WHAT TO PRODUCE |
For every line in the data below that contains "title", copy the line.

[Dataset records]
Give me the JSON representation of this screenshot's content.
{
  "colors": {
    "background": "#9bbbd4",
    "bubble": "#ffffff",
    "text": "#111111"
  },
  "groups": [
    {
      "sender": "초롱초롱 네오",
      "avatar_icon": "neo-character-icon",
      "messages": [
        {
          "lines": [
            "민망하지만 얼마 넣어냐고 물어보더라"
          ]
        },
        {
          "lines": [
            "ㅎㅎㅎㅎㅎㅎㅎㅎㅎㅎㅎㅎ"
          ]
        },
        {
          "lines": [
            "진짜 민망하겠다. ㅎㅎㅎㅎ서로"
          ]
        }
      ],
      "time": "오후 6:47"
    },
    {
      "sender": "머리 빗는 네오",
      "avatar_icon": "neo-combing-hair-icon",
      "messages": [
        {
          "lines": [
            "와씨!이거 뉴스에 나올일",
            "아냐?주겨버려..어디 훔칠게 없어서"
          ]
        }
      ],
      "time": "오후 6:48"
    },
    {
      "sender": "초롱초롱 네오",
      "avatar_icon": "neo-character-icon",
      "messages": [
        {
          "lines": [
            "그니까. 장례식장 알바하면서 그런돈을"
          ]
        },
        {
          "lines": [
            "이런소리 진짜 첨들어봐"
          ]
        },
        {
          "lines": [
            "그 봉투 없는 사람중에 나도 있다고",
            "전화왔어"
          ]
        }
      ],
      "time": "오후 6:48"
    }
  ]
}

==

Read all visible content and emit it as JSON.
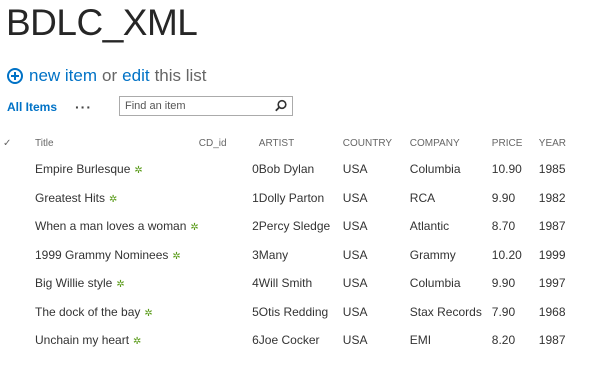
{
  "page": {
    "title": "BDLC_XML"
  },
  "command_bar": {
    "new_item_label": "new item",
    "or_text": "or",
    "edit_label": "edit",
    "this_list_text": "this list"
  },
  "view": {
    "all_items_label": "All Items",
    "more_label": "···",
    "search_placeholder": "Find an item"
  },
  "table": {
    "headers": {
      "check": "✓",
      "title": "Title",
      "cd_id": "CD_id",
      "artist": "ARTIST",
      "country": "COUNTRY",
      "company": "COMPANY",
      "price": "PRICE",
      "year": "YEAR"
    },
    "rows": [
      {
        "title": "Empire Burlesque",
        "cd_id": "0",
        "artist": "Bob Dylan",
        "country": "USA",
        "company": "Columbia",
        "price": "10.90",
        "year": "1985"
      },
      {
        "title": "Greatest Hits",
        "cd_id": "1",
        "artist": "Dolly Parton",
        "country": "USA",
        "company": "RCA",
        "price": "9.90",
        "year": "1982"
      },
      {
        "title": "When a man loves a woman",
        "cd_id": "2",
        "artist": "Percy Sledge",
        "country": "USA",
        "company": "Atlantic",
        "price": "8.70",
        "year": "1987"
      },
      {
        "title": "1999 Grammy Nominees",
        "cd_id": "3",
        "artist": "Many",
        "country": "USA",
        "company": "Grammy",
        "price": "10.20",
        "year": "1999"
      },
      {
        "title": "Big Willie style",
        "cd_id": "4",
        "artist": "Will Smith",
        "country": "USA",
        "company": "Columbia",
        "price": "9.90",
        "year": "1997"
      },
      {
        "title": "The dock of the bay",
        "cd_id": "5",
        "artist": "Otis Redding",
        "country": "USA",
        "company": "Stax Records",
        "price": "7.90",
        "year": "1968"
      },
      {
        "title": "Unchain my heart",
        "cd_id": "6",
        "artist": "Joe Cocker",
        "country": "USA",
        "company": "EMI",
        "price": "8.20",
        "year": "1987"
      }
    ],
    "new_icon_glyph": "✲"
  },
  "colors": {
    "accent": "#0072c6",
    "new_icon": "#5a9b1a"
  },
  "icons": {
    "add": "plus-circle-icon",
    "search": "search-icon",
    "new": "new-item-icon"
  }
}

TASK ANSWER |
    "title": "BDLC_XML"
      "title": "Title",
        "title": "Empire Burlesque",
        "title": "Greatest Hits",
        "title": "When a man loves a woman",
        "title": "1999 Grammy Nominees",
        "title": "Big Willie style",
        "title": "The dock of the bay",
        "title": "Unchain my heart",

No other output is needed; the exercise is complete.